Start of Provided records
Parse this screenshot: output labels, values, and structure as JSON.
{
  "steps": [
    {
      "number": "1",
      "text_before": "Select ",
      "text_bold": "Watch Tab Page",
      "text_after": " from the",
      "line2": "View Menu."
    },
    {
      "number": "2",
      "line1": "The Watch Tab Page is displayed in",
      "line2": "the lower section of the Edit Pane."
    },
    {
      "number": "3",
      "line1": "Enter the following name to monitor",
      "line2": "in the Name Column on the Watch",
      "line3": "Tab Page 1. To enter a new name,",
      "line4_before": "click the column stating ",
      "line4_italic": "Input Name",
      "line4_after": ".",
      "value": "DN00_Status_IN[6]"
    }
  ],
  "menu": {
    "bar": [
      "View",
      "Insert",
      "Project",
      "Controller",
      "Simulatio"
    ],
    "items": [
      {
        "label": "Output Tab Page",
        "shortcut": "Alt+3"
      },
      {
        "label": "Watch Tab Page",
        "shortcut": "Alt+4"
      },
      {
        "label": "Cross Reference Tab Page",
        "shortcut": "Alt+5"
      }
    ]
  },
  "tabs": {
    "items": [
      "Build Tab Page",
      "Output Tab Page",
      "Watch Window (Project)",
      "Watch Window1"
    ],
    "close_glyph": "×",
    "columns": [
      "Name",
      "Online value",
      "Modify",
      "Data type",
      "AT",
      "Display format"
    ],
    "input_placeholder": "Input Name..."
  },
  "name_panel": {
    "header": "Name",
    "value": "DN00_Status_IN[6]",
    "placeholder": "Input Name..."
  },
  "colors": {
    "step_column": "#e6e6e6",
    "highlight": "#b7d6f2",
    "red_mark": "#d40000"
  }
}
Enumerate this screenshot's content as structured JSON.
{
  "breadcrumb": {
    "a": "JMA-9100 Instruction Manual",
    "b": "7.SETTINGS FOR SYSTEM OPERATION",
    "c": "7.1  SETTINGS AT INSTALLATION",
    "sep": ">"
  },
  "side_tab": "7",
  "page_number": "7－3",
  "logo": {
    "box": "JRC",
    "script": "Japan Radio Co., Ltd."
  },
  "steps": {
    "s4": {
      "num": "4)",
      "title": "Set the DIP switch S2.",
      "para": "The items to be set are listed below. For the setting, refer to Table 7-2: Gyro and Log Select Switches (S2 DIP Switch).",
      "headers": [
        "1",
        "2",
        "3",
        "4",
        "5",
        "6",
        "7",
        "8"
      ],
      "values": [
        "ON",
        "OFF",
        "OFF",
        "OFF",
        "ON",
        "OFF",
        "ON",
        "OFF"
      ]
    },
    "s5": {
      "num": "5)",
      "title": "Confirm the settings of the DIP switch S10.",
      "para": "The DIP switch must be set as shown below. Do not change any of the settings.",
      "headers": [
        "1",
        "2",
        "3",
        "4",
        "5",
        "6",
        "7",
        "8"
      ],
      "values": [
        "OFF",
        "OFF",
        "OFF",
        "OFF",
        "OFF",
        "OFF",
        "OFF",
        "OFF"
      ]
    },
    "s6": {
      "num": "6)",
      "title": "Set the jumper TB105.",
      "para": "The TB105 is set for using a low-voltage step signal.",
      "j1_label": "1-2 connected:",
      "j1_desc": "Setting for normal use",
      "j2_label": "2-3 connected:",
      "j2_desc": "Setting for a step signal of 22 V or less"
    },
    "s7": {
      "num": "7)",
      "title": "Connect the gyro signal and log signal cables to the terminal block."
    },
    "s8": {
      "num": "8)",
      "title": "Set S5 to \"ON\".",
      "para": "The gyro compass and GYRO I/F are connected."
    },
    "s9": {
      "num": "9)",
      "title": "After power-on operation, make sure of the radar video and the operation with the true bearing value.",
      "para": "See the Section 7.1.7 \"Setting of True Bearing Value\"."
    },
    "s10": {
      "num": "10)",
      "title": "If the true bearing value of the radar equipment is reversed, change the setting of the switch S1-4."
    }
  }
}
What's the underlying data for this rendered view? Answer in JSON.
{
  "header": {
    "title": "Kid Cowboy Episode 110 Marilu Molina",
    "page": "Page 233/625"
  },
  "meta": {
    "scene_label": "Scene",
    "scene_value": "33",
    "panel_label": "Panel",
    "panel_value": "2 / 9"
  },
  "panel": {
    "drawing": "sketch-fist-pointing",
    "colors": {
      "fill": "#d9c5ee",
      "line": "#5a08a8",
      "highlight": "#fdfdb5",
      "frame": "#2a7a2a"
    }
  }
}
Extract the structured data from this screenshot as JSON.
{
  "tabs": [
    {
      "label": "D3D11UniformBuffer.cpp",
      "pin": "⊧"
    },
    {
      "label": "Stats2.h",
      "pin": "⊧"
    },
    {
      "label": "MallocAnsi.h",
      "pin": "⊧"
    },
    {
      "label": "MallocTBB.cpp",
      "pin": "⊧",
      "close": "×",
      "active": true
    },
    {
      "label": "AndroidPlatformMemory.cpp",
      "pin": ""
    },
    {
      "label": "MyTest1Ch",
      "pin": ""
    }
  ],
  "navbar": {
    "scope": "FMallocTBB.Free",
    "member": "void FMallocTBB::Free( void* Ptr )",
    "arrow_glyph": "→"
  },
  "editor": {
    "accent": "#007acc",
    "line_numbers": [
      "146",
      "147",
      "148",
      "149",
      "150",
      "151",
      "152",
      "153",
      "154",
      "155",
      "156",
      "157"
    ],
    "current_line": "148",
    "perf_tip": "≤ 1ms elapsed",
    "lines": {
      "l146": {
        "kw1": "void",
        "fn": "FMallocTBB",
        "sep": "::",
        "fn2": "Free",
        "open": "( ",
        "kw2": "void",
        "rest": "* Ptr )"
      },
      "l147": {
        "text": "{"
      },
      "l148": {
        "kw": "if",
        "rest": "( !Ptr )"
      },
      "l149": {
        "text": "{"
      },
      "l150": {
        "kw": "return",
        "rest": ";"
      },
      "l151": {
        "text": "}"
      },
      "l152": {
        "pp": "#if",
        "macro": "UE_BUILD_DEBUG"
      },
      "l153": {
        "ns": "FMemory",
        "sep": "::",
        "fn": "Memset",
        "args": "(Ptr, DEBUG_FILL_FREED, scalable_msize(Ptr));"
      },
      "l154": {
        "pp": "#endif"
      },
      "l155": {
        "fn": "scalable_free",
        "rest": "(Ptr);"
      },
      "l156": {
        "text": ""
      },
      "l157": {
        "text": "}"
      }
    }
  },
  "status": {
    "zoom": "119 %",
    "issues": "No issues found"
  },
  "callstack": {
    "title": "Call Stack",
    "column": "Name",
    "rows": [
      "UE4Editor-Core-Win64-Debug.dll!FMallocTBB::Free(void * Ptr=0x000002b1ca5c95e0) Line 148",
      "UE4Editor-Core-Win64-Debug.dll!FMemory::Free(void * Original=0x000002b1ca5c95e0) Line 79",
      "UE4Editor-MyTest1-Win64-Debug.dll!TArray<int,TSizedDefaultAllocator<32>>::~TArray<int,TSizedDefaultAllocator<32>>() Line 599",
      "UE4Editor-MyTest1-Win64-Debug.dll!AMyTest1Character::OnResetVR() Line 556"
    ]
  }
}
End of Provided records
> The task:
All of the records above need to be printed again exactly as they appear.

> Response:
Parse this screenshot: output labels, values, and structure as JSON.
{
  "steps": [
    {
      "number": "1",
      "text_before": "Select ",
      "text_bold": "Watch Tab Page",
      "text_after": " from the",
      "line2": "View Menu."
    },
    {
      "number": "2",
      "line1": "The Watch Tab Page is displayed in",
      "line2": "the lower section of the Edit Pane."
    },
    {
      "number": "3",
      "line1": "Enter the following name to monitor",
      "line2": "in the Name Column on the Watch",
      "line3": "Tab Page 1. To enter a new name,",
      "line4_before": "click the column stating ",
      "line4_italic": "Input Name",
      "line4_after": ".",
      "value": "DN00_Status_IN[6]"
    }
  ],
  "menu": {
    "bar": [
      "View",
      "Insert",
      "Project",
      "Controller",
      "Simulatio"
    ],
    "items": [
      {
        "label": "Output Tab Page",
        "shortcut": "Alt+3"
      },
      {
        "label": "Watch Tab Page",
        "shortcut": "Alt+4"
      },
      {
        "label": "Cross Reference Tab Page",
        "shortcut": "Alt+5"
      }
    ]
  },
  "tabs": {
    "items": [
      "Build Tab Page",
      "Output Tab Page",
      "Watch Window (Project)",
      "Watch Window1"
    ],
    "close_glyph": "×",
    "columns": [
      "Name",
      "Online value",
      "Modify",
      "Data type",
      "AT",
      "Display format"
    ],
    "input_placeholder": "Input Name..."
  },
  "name_panel": {
    "header": "Name",
    "value": "DN00_Status_IN[6]",
    "placeholder": "Input Name..."
  },
  "colors": {
    "step_column": "#e6e6e6",
    "highlight": "#b7d6f2",
    "red_mark": "#d40000"
  }
}
Enumerate this screenshot's content as structured JSON.
{
  "breadcrumb": {
    "a": "JMA-9100 Instruction Manual",
    "b": "7.SETTINGS FOR SYSTEM OPERATION",
    "c": "7.1  SETTINGS AT INSTALLATION",
    "sep": ">"
  },
  "side_tab": "7",
  "page_number": "7－3",
  "logo": {
    "box": "JRC",
    "script": "Japan Radio Co., Ltd."
  },
  "steps": {
    "s4": {
      "num": "4)",
      "title": "Set the DIP switch S2.",
      "para": "The items to be set are listed below. For the setting, refer to Table 7-2: Gyro and Log Select Switches (S2 DIP Switch).",
      "headers": [
        "1",
        "2",
        "3",
        "4",
        "5",
        "6",
        "7",
        "8"
      ],
      "values": [
        "ON",
        "OFF",
        "OFF",
        "OFF",
        "ON",
        "OFF",
        "ON",
        "OFF"
      ]
    },
    "s5": {
      "num": "5)",
      "title": "Confirm the settings of the DIP switch S10.",
      "para": "The DIP switch must be set as shown below. Do not change any of the settings.",
      "headers": [
        "1",
        "2",
        "3",
        "4",
        "5",
        "6",
        "7",
        "8"
      ],
      "values": [
        "OFF",
        "OFF",
        "OFF",
        "OFF",
        "OFF",
        "OFF",
        "OFF",
        "OFF"
      ]
    },
    "s6": {
      "num": "6)",
      "title": "Set the jumper TB105.",
      "para": "The TB105 is set for using a low-voltage step signal.",
      "j1_label": "1-2 connected:",
      "j1_desc": "Setting for normal use",
      "j2_label": "2-3 connected:",
      "j2_desc": "Setting for a step signal of 22 V or less"
    },
    "s7": {
      "num": "7)",
      "title": "Connect the gyro signal and log signal cables to the terminal block."
    },
    "s8": {
      "num": "8)",
      "title": "Set S5 to \"ON\".",
      "para": "The gyro compass and GYRO I/F are connected."
    },
    "s9": {
      "num": "9)",
      "title": "After power-on operation, make sure of the radar video and the operation with the true bearing value.",
      "para": "See the Section 7.1.7 \"Setting of True Bearing Value\"."
    },
    "s10": {
      "num": "10)",
      "title": "If the true bearing value of the radar equipment is reversed, change the setting of the switch S1-4."
    }
  }
}
What's the underlying data for this rendered view? Answer in JSON.
{
  "header": {
    "title": "Kid Cowboy Episode 110 Marilu Molina",
    "page": "Page 233/625"
  },
  "meta": {
    "scene_label": "Scene",
    "scene_value": "33",
    "panel_label": "Panel",
    "panel_value": "2 / 9"
  },
  "panel": {
    "drawing": "sketch-fist-pointing",
    "colors": {
      "fill": "#d9c5ee",
      "line": "#5a08a8",
      "highlight": "#fdfdb5",
      "frame": "#2a7a2a"
    }
  }
}
Extract the structured data from this screenshot as JSON.
{
  "tabs": [
    {
      "label": "D3D11UniformBuffer.cpp",
      "pin": "⊧"
    },
    {
      "label": "Stats2.h",
      "pin": "⊧"
    },
    {
      "label": "MallocAnsi.h",
      "pin": "⊧"
    },
    {
      "label": "MallocTBB.cpp",
      "pin": "⊧",
      "close": "×",
      "active": true
    },
    {
      "label": "AndroidPlatformMemory.cpp",
      "pin": ""
    },
    {
      "label": "MyTest1Ch",
      "pin": ""
    }
  ],
  "navbar": {
    "scope": "FMallocTBB.Free",
    "member": "void FMallocTBB::Free( void* Ptr )",
    "arrow_glyph": "→"
  },
  "editor": {
    "accent": "#007acc",
    "line_numbers": [
      "146",
      "147",
      "148",
      "149",
      "150",
      "151",
      "152",
      "153",
      "154",
      "155",
      "156",
      "157"
    ],
    "current_line": "148",
    "perf_tip": "≤ 1ms elapsed",
    "lines": {
      "l146": {
        "kw1": "void",
        "fn": "FMallocTBB",
        "sep": "::",
        "fn2": "Free",
        "open": "( ",
        "kw2": "void",
        "rest": "* Ptr )"
      },
      "l147": {
        "text": "{"
      },
      "l148": {
        "kw": "if",
        "rest": "( !Ptr )"
      },
      "l149": {
        "text": "{"
      },
      "l150": {
        "kw": "return",
        "rest": ";"
      },
      "l151": {
        "text": "}"
      },
      "l152": {
        "pp": "#if",
        "macro": "UE_BUILD_DEBUG"
      },
      "l153": {
        "ns": "FMemory",
        "sep": "::",
        "fn": "Memset",
        "args": "(Ptr, DEBUG_FILL_FREED, scalable_msize(Ptr));"
      },
      "l154": {
        "pp": "#endif"
      },
      "l155": {
        "fn": "scalable_free",
        "rest": "(Ptr);"
      },
      "l156": {
        "text": ""
      },
      "l157": {
        "text": "}"
      }
    }
  },
  "status": {
    "zoom": "119 %",
    "issues": "No issues found"
  },
  "callstack": {
    "title": "Call Stack",
    "column": "Name",
    "rows": [
      "UE4Editor-Core-Win64-Debug.dll!FMallocTBB::Free(void * Ptr=0x000002b1ca5c95e0) Line 148",
      "UE4Editor-Core-Win64-Debug.dll!FMemory::Free(void * Original=0x000002b1ca5c95e0) Line 79",
      "UE4Editor-MyTest1-Win64-Debug.dll!TArray<int,TSizedDefaultAllocator<32>>::~TArray<int,TSizedDefaultAllocator<32>>() Line 599",
      "UE4Editor-MyTest1-Win64-Debug.dll!AMyTest1Character::OnResetVR() Line 556"
    ]
  }
}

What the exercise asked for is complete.